The new details, which are part of a motion Morel filed last month asking the judge to hold Getty and AFP liable for infringement, were sent by Morel’s lawyer to PDN and several others. They are neatly summarized by Jeremy Nicholl on The Russian Photos Blog.

Nicholl leads off by quoting an internal e-mail from AFP deputy photo editor for North America Eva Hambach:  “AFP got caught with its hand in the cookie jar, and will have to pay.” Ten days after Hambach wrote that to a colleague in March, 2010, AFP slapped Morel with a lawsuit to gag him and punish him for publicly accusing AFP of violating his copyrights.

To re-cap, Morel–a native of Haiti and a former AP photographer–was in Haiti at the time of the January, 2010 earthquake.
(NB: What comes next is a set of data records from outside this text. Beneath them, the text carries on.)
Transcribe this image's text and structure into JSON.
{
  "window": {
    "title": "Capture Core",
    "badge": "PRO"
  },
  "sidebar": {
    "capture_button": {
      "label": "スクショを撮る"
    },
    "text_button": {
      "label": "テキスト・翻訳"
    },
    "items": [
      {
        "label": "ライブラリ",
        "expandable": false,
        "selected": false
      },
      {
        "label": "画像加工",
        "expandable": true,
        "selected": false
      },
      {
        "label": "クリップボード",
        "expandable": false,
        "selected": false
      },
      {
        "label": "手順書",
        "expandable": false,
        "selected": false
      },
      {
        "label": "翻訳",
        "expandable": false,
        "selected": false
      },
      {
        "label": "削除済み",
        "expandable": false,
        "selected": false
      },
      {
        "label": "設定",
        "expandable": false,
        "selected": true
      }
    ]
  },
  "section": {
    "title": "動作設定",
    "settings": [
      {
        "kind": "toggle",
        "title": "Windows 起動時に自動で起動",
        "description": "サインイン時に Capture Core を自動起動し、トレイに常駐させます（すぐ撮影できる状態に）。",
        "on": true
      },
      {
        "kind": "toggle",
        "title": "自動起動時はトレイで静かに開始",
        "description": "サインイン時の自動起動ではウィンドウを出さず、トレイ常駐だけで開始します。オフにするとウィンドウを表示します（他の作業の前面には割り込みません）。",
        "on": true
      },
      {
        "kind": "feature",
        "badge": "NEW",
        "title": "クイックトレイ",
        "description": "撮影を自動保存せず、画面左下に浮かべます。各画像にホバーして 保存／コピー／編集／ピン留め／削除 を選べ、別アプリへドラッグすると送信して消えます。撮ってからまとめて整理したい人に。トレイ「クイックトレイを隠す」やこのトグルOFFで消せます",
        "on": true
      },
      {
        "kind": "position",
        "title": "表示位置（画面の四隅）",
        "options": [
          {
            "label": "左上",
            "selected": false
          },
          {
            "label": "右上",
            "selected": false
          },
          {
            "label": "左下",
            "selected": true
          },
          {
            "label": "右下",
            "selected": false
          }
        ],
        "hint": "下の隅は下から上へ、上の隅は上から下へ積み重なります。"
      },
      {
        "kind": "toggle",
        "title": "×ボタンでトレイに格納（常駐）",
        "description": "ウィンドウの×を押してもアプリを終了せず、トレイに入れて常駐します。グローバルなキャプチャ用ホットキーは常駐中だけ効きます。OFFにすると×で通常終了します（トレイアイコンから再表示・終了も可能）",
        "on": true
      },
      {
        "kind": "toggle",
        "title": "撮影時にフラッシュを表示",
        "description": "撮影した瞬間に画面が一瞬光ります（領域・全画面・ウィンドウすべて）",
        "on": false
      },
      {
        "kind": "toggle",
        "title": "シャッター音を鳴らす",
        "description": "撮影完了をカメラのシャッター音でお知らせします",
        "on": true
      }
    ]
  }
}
He posted exclusive images of the destruction on his Twitpic account less than two hours later. The images were immediately stolen and re-posted under the name of another Twitter user. AFP picked up the images and distributed them under the false credit through its own image service and through Getty. They did that even though editors at both companies knew that the images were Morel’s, and that they did not have his permission to distribute them.

Morel objected. His agent, Corbis, sent take-down notices to Getty and AFP, but it took AFP two days to issue a kill notice. And when they did, they told clients and partners to kill images credited to Morel, but not the identical images that had been sent out initially under the false credit. Getty allegedly didn’t purge the images with the false credits, and continued to distribute them.

With Morel continuing to insist that his copyrights had been violated, AFP sued, and Morel fought back. Getty and AFP have done their best to wear Morel down by dragging out the process, but the photographer has refused to give up. He has already won an important decision against AFP, which argued that anything posted on Twitpic is free for the taking, according to the Twitpic terms of service. The court summarily rejected that defense.

Meanwhile, Getty continues to try to hide behind the Digital Millenium Copyright Act. The company says, in effect, that it was merely a passive provider of server space to AFP so it shouldn’t be held liable as an infringer. On the grounds that Getty is AFP’s partner and an active marketer and distributor of AFP images, Morel is asking the court to reject Getty’s DMCA defense.

What it boils down to is a case of two companies bullying a photographer they got caught stealing from. AFP and Getty aren’t the first to move images without permission in a cutthroat business that has a history of steal-now-and-apologize-later tactics. What’s unusual is the unwillingness of the two companies to own up to their ethical lapse and legal breach by apologizing and quietly paying to settle it.

We contacted Hambach to ask her about the internal repercussions of her “cookie jar” e-mail. Was she taken to the woodshed for it? Is there any sign that AFP is taking stock of its policies with regard to recouping images? “I can’t talk about this now,” she said, ending the conversation at the mention of her e-mail.

A hearing on Morel’s motion for summary judgment is scheduled for July. The judge is unlikely to issue a decision before fall.